According to car computer exchange, “Reprogramming your ECM is necessary for keeping your vehicle control software up to date. Much like the operating system on your home computer, improvements in software are often made by your car’s manufacturer. The software can be updated simply by downloading and installing the latest version.”
The truth is that ECU remapping is a much safer solution than mechanical tuning. Primarily because it’s so easy to undo. However, there are important aspects to the proper evaluation of your car’s current performance, and expectations you might have. ECU tuning is therefore based on the best possible adjustment of parameters to the potential of the car, so as to increase the engine’s power without adversely affecting its safe operation.”
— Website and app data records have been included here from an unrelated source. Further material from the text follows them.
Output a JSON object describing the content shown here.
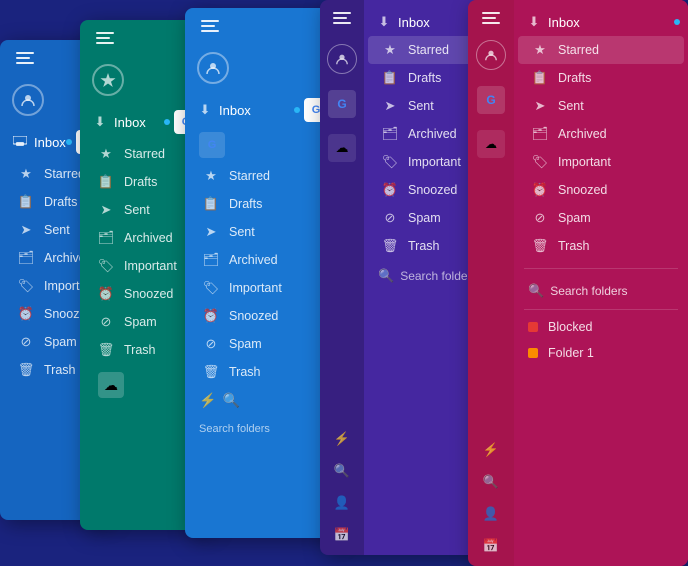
{
  "panels": [
    {
      "id": "panel1",
      "color": "#1565c0",
      "items": [
        "Inbox",
        "Starred",
        "Drafts",
        "Sent",
        "Archived",
        "Important",
        "Snoozed",
        "Spam",
        "Trash"
      ]
    },
    {
      "id": "panel2",
      "color": "#00796b",
      "items": [
        "Inbox",
        "Starred",
        "Drafts",
        "Sent",
        "Archived",
        "Important",
        "Snoozed",
        "Spam",
        "Trash"
      ]
    },
    {
      "id": "panel3",
      "color": "#1976d2",
      "items": [
        "Inbox",
        "Starred",
        "Drafts",
        "Sent",
        "Archived",
        "Important",
        "Snoozed",
        "Spam",
        "Trash"
      ]
    },
    {
      "id": "panel4",
      "color": "#4527a0",
      "items": [
        "Inbox",
        "Starred",
        "Drafts",
        "Sent",
        "Archived",
        "Important",
        "Snoozed",
        "Spam",
        "Trash"
      ]
    },
    {
      "id": "panel5",
      "color": "#c2185b",
      "items": [
        "Inbox",
        "Starred",
        "Drafts",
        "Sent",
        "Archived",
        "Important",
        "Snoozed",
        "Spam",
        "Trash"
      ]
    }
  ],
  "nav": {
    "inbox": "Inbox",
    "starred": "Starred",
    "drafts": "Drafts",
    "sent": "Sent",
    "archived": "Archived",
    "important": "Important",
    "snoozed": "Snoozed",
    "spam": "Spam",
    "trash": "Trash",
    "search_folders": "Search folders",
    "blocked": "Blocked",
    "folder1": "Folder 1"
  },
  "icons": {
    "hamburger": "☰",
    "inbox": "⬇",
    "star": "★",
    "draft": "📋",
    "send": "➤",
    "archive": "🗂",
    "important": "🏷",
    "snooze": "⏰",
    "spam": "⊘",
    "trash": "🗑",
    "search": "🔍",
    "pulse": "⚡",
    "person": "👤",
    "calendar": "📅",
    "color_red": "#e53935",
    "color_orange": "#fb8c00"
  }
}
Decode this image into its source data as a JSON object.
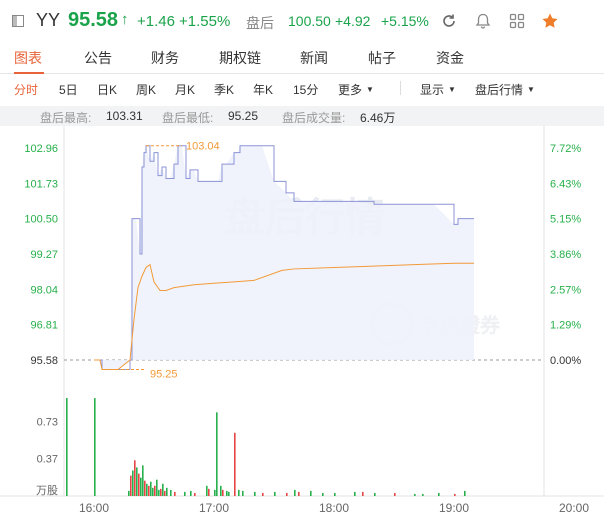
{
  "header": {
    "ticker": "YY",
    "price": "95.58",
    "price_arrow": "↑",
    "change": "+1.46",
    "change_pct": "+1.55%",
    "after_hours_label": "盘后",
    "after_hours_price": "100.50",
    "after_hours_change": "+4.92",
    "after_hours_pct": "+5.15%",
    "icons": [
      "refresh-icon",
      "bell-icon",
      "grid-icon",
      "star-icon"
    ]
  },
  "tabs": [
    {
      "label": "图表",
      "active": true
    },
    {
      "label": "公告",
      "active": false
    },
    {
      "label": "财务",
      "active": false
    },
    {
      "label": "期权链",
      "active": false
    },
    {
      "label": "新闻",
      "active": false
    },
    {
      "label": "帖子",
      "active": false
    },
    {
      "label": "资金",
      "active": false
    }
  ],
  "periods": [
    {
      "label": "分时",
      "active": true
    },
    {
      "label": "5日"
    },
    {
      "label": "日K"
    },
    {
      "label": "周K"
    },
    {
      "label": "月K"
    },
    {
      "label": "季K"
    },
    {
      "label": "年K"
    },
    {
      "label": "15分"
    },
    {
      "label": "更多"
    }
  ],
  "period_dropdowns": {
    "display": "显示",
    "after_hours": "盘后行情"
  },
  "stats": {
    "high_label": "盘后最高:",
    "high_value": "103.31",
    "low_label": "盘后最低:",
    "low_value": "95.25",
    "volume_label": "盘后成交量:",
    "volume_value": "6.46万"
  },
  "chart_data": {
    "type": "line",
    "watermark_text": "盘后行情",
    "brand_watermark": "老虎證券",
    "prev_close": 95.58,
    "y_ticks": [
      "102.96",
      "101.73",
      "100.50",
      "99.27",
      "98.04",
      "96.81",
      "95.58"
    ],
    "y_ticks_right": [
      "7.72%",
      "6.43%",
      "5.15%",
      "3.86%",
      "2.57%",
      "1.29%",
      "0.00%"
    ],
    "ylim": [
      95.58,
      102.96
    ],
    "x_ticks": [
      "16:00",
      "17:00",
      "18:00",
      "19:00",
      "20:00"
    ],
    "annotations": {
      "high": "103.04",
      "low": "95.25"
    },
    "colors": {
      "price_line": "#8c93d6",
      "avg_line": "#f29a38",
      "up": "#e64545",
      "down": "#27b04b",
      "tick_green": "#27b04b"
    },
    "series": [
      {
        "name": "price",
        "minutes": [
          0,
          3,
          4,
          12,
          18,
          19,
          21,
          23,
          24,
          25,
          26,
          28,
          30,
          32,
          34,
          36,
          38,
          40,
          42,
          44,
          46,
          48,
          50,
          52,
          56,
          60,
          62,
          64,
          66,
          70,
          72,
          73,
          74,
          76,
          80,
          84,
          90,
          96,
          100,
          110,
          120,
          130,
          140,
          150,
          160,
          170,
          180,
          181,
          182,
          186,
          190
        ],
        "values": [
          95.58,
          95.58,
          95.25,
          95.25,
          95.58,
          100.5,
          100.5,
          99.27,
          102.3,
          102.8,
          103.04,
          102.5,
          102.8,
          102.0,
          102.3,
          101.9,
          101.9,
          102.4,
          103.04,
          103.04,
          101.9,
          102.2,
          102.2,
          101.8,
          101.8,
          101.8,
          101.8,
          102.4,
          102.4,
          102.8,
          102.8,
          103.04,
          103.04,
          103.04,
          103.04,
          103.04,
          101.8,
          101.4,
          101.1,
          101.1,
          101.1,
          101.1,
          101.0,
          101.0,
          101.0,
          101.0,
          100.3,
          100.3,
          100.5,
          100.5,
          100.5
        ]
      },
      {
        "name": "average",
        "minutes": [
          0,
          3,
          4,
          12,
          18,
          20,
          22,
          24,
          26,
          28,
          30,
          33,
          36,
          40,
          50,
          60,
          70,
          80,
          94,
          100,
          120,
          140,
          160,
          180,
          190
        ],
        "values": [
          95.58,
          95.58,
          95.25,
          95.25,
          95.58,
          97.0,
          98.1,
          98.5,
          98.8,
          98.9,
          98.3,
          98.0,
          98.0,
          98.1,
          98.2,
          98.25,
          98.3,
          98.35,
          98.7,
          98.75,
          98.8,
          98.85,
          98.9,
          98.95,
          98.95
        ]
      }
    ],
    "volume": {
      "y_ticks": [
        "0.73",
        "0.37"
      ],
      "unit": "万股",
      "bars": [
        {
          "m": 0,
          "v": 0.96,
          "c": "down"
        },
        {
          "m": 17,
          "v": 0.05,
          "c": "down"
        },
        {
          "m": 18,
          "v": 0.2,
          "c": "up"
        },
        {
          "m": 19,
          "v": 0.25,
          "c": "down"
        },
        {
          "m": 20,
          "v": 0.35,
          "c": "up"
        },
        {
          "m": 21,
          "v": 0.28,
          "c": "down"
        },
        {
          "m": 22,
          "v": 0.22,
          "c": "up"
        },
        {
          "m": 23,
          "v": 0.18,
          "c": "down"
        },
        {
          "m": 24,
          "v": 0.3,
          "c": "down"
        },
        {
          "m": 25,
          "v": 0.15,
          "c": "up"
        },
        {
          "m": 26,
          "v": 0.12,
          "c": "down"
        },
        {
          "m": 27,
          "v": 0.1,
          "c": "up"
        },
        {
          "m": 28,
          "v": 0.14,
          "c": "down"
        },
        {
          "m": 29,
          "v": 0.08,
          "c": "down"
        },
        {
          "m": 30,
          "v": 0.1,
          "c": "up"
        },
        {
          "m": 31,
          "v": 0.16,
          "c": "down"
        },
        {
          "m": 32,
          "v": 0.06,
          "c": "down"
        },
        {
          "m": 33,
          "v": 0.07,
          "c": "up"
        },
        {
          "m": 34,
          "v": 0.12,
          "c": "down"
        },
        {
          "m": 35,
          "v": 0.05,
          "c": "up"
        },
        {
          "m": 36,
          "v": 0.08,
          "c": "down"
        },
        {
          "m": 38,
          "v": 0.06,
          "c": "down"
        },
        {
          "m": 40,
          "v": 0.04,
          "c": "up"
        },
        {
          "m": 45,
          "v": 0.04,
          "c": "down"
        },
        {
          "m": 48,
          "v": 0.05,
          "c": "down"
        },
        {
          "m": 50,
          "v": 0.03,
          "c": "up"
        },
        {
          "m": 56,
          "v": 0.1,
          "c": "down"
        },
        {
          "m": 57,
          "v": 0.07,
          "c": "up"
        },
        {
          "m": 60,
          "v": 0.06,
          "c": "down"
        },
        {
          "m": 61,
          "v": 0.82,
          "c": "down"
        },
        {
          "m": 63,
          "v": 0.1,
          "c": "down"
        },
        {
          "m": 64,
          "v": 0.06,
          "c": "up"
        },
        {
          "m": 66,
          "v": 0.05,
          "c": "down"
        },
        {
          "m": 67,
          "v": 0.04,
          "c": "down"
        },
        {
          "m": 70,
          "v": 0.62,
          "c": "up"
        },
        {
          "m": 72,
          "v": 0.06,
          "c": "down"
        },
        {
          "m": 74,
          "v": 0.05,
          "c": "down"
        },
        {
          "m": 80,
          "v": 0.04,
          "c": "down"
        },
        {
          "m": 84,
          "v": 0.03,
          "c": "up"
        },
        {
          "m": 90,
          "v": 0.04,
          "c": "down"
        },
        {
          "m": 96,
          "v": 0.03,
          "c": "up"
        },
        {
          "m": 100,
          "v": 0.06,
          "c": "down"
        },
        {
          "m": 102,
          "v": 0.04,
          "c": "up"
        },
        {
          "m": 108,
          "v": 0.05,
          "c": "down"
        },
        {
          "m": 114,
          "v": 0.03,
          "c": "down"
        },
        {
          "m": 120,
          "v": 0.03,
          "c": "down"
        },
        {
          "m": 130,
          "v": 0.04,
          "c": "down"
        },
        {
          "m": 134,
          "v": 0.04,
          "c": "up"
        },
        {
          "m": 140,
          "v": 0.03,
          "c": "down"
        },
        {
          "m": 150,
          "v": 0.03,
          "c": "up"
        },
        {
          "m": 160,
          "v": 0.02,
          "c": "down"
        },
        {
          "m": 164,
          "v": 0.02,
          "c": "down"
        },
        {
          "m": 172,
          "v": 0.03,
          "c": "down"
        },
        {
          "m": 180,
          "v": 0.02,
          "c": "up"
        },
        {
          "m": 185,
          "v": 0.05,
          "c": "down"
        }
      ]
    }
  }
}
The short answer is yes. The long answer is – yes, but it’s complicated, very complicated. You can do a lot of research, and watch a ton of online videos, before buying your first remap tool and plugging it into your car, but if you grab a remap file off an illegal torrent site and transfer it to your car to cut corners, well, see ya at the shop.
Well, you can permanently fork it up for one thing. On the most-serious side, you can definitely do irreversible damage to the engine. On the lighter-side, you can disable your immobilizer feature and render your key unusable. You will most certainly invalidate any warranty, from the manufacturer or aftermarket. And, did we mention, you can seriously fork it up?
Thinking about building a replica with an american-made engine? Fraser has the right engine ready for you!